- YOUR GOAL
Work through the lines below and count those holding "JSON"; reply with the number only.

- Collection entries
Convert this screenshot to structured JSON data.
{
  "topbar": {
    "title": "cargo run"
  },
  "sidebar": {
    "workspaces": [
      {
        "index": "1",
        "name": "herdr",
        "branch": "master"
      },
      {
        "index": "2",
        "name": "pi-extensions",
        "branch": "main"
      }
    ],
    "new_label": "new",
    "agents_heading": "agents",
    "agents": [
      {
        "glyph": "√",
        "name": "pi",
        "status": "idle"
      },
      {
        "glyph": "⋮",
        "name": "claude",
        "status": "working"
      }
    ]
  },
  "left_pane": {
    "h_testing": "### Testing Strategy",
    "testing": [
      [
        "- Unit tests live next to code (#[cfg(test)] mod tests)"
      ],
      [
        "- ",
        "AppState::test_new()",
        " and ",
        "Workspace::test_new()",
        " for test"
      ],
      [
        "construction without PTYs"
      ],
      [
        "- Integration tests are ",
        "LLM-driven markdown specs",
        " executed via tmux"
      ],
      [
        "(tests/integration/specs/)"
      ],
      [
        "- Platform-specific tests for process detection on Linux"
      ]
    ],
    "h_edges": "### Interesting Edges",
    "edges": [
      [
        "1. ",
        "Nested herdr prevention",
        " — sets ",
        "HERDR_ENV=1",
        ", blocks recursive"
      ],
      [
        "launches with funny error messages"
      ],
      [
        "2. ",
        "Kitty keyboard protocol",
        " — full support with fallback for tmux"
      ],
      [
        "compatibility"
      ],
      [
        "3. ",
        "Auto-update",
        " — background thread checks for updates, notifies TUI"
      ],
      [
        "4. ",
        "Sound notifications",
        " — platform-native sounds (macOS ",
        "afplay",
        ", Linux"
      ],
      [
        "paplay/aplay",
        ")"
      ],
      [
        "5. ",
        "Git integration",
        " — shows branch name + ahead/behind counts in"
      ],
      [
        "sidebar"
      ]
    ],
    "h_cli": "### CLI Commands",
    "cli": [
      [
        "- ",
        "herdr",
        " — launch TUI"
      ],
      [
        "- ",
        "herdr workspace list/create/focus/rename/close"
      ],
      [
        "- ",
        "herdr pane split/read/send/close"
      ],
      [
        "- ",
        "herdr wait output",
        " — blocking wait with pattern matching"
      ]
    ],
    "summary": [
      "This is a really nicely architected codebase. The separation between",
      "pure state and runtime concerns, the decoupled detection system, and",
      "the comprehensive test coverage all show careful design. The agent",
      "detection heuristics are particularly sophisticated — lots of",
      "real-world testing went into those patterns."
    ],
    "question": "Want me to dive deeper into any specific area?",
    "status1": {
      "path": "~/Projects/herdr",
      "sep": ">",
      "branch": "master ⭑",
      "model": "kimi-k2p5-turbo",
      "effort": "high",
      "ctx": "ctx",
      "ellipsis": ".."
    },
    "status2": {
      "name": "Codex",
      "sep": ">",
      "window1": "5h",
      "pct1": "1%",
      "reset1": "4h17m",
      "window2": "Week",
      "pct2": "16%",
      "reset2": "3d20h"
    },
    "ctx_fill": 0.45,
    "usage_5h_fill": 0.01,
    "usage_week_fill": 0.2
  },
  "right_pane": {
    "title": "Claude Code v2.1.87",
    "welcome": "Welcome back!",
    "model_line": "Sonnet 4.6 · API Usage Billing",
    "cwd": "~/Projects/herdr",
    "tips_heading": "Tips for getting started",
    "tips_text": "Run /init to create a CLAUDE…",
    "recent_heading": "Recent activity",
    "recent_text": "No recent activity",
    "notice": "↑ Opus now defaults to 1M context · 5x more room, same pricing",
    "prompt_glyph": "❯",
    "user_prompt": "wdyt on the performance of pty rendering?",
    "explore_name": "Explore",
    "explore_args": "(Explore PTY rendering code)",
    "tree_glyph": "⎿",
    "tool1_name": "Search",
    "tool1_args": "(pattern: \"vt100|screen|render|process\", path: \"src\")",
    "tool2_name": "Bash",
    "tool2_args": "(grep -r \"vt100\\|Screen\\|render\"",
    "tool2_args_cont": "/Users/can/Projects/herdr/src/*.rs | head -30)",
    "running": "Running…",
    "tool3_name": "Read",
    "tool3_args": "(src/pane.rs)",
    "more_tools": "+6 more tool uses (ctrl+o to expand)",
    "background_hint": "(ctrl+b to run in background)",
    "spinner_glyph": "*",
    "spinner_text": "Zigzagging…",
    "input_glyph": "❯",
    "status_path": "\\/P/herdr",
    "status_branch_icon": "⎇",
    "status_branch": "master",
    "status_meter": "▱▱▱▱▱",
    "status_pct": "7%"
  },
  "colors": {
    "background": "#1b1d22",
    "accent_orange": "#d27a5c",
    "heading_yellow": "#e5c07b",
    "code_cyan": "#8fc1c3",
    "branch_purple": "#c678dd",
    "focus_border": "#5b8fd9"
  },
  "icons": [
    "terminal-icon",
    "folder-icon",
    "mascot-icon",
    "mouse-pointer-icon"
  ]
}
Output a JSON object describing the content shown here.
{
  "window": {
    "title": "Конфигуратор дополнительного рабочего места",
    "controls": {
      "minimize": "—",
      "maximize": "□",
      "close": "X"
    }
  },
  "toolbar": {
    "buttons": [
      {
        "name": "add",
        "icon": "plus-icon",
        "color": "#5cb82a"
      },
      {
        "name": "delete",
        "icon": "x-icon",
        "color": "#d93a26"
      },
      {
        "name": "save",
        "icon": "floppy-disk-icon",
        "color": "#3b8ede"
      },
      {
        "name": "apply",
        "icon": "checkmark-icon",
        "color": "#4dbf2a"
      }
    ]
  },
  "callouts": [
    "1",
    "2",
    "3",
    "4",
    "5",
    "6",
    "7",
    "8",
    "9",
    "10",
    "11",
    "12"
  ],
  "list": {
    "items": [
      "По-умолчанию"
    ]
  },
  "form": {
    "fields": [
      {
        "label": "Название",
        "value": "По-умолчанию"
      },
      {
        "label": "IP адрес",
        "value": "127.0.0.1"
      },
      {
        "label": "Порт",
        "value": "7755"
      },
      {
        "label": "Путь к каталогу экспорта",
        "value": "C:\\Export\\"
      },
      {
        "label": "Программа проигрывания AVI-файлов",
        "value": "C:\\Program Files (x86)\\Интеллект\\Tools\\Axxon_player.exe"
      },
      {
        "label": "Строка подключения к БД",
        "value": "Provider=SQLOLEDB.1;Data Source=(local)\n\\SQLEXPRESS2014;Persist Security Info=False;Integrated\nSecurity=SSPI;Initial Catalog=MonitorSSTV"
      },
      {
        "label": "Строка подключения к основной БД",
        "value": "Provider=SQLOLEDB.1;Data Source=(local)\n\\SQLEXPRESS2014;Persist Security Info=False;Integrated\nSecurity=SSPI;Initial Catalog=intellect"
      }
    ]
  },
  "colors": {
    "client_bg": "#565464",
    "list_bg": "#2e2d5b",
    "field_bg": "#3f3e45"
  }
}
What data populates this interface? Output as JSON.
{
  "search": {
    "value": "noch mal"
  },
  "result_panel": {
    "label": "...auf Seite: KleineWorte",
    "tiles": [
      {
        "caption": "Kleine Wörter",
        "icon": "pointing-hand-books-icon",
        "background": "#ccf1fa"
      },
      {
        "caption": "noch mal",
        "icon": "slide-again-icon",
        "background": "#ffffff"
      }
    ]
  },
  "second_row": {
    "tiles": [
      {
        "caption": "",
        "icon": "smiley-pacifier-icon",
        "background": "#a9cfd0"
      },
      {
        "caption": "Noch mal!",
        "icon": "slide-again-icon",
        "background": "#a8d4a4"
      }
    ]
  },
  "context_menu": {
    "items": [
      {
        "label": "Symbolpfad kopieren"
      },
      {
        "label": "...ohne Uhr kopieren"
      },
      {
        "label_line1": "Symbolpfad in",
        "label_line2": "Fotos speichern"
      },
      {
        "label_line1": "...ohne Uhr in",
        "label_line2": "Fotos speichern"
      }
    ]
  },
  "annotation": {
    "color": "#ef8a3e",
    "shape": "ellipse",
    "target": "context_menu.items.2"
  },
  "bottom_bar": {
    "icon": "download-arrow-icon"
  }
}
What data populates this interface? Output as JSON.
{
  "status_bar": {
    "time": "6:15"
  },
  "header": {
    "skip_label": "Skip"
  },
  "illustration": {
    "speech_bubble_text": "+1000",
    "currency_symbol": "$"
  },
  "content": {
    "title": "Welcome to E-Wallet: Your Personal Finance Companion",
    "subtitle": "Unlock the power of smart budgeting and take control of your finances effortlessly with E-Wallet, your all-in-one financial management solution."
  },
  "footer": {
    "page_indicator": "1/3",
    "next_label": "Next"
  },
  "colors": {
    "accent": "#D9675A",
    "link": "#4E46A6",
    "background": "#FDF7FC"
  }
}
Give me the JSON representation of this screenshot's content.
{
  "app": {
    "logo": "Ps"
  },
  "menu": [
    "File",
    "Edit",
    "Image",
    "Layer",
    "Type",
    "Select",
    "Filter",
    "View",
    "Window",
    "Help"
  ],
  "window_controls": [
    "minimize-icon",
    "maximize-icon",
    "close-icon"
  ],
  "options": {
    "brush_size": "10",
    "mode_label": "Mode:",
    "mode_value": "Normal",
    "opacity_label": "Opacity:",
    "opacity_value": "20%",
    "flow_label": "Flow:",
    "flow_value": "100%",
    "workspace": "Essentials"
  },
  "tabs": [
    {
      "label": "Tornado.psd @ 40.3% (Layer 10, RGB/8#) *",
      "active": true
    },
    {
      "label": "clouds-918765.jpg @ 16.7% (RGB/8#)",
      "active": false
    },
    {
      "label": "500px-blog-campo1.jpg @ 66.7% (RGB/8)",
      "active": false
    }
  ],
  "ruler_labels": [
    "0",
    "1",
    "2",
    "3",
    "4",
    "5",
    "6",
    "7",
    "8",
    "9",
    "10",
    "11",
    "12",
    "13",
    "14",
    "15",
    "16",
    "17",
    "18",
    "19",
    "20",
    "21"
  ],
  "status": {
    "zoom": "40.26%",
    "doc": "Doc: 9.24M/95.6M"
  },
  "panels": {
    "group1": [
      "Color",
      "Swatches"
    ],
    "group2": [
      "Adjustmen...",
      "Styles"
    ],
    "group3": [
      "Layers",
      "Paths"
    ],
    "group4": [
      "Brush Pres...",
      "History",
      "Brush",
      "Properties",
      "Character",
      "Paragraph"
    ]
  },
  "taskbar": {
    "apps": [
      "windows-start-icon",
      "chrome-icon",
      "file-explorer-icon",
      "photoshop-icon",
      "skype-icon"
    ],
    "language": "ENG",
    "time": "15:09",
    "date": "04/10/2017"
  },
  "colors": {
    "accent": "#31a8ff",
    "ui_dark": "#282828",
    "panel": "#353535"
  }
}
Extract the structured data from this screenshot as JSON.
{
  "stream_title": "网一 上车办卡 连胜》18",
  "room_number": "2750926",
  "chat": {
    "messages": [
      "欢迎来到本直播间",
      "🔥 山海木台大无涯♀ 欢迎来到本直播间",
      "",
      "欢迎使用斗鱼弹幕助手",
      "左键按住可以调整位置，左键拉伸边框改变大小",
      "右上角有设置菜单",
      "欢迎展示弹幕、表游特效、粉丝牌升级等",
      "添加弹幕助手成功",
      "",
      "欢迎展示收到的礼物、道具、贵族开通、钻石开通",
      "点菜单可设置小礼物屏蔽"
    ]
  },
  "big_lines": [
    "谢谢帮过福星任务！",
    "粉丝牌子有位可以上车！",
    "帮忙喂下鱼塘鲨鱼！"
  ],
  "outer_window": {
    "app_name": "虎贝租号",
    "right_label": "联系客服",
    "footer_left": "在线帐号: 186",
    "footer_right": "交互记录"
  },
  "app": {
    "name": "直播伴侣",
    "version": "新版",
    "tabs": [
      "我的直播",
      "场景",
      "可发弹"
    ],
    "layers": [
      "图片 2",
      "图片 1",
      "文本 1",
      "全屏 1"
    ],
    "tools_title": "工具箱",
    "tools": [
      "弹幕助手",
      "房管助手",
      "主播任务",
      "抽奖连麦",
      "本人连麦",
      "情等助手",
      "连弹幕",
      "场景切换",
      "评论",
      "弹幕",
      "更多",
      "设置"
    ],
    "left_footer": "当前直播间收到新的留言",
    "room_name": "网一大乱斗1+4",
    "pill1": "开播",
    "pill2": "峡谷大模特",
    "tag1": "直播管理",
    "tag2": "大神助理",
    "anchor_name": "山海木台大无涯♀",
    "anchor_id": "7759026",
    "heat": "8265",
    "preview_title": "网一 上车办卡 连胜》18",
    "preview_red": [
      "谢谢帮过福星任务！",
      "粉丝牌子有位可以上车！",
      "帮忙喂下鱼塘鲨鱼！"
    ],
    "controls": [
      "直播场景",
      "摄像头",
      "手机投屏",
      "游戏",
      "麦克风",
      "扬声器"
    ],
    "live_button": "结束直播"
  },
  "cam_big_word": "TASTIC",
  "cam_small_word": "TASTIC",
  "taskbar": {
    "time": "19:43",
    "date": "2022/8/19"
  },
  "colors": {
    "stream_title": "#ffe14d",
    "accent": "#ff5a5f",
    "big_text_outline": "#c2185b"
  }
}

- TASK SOLUTION
6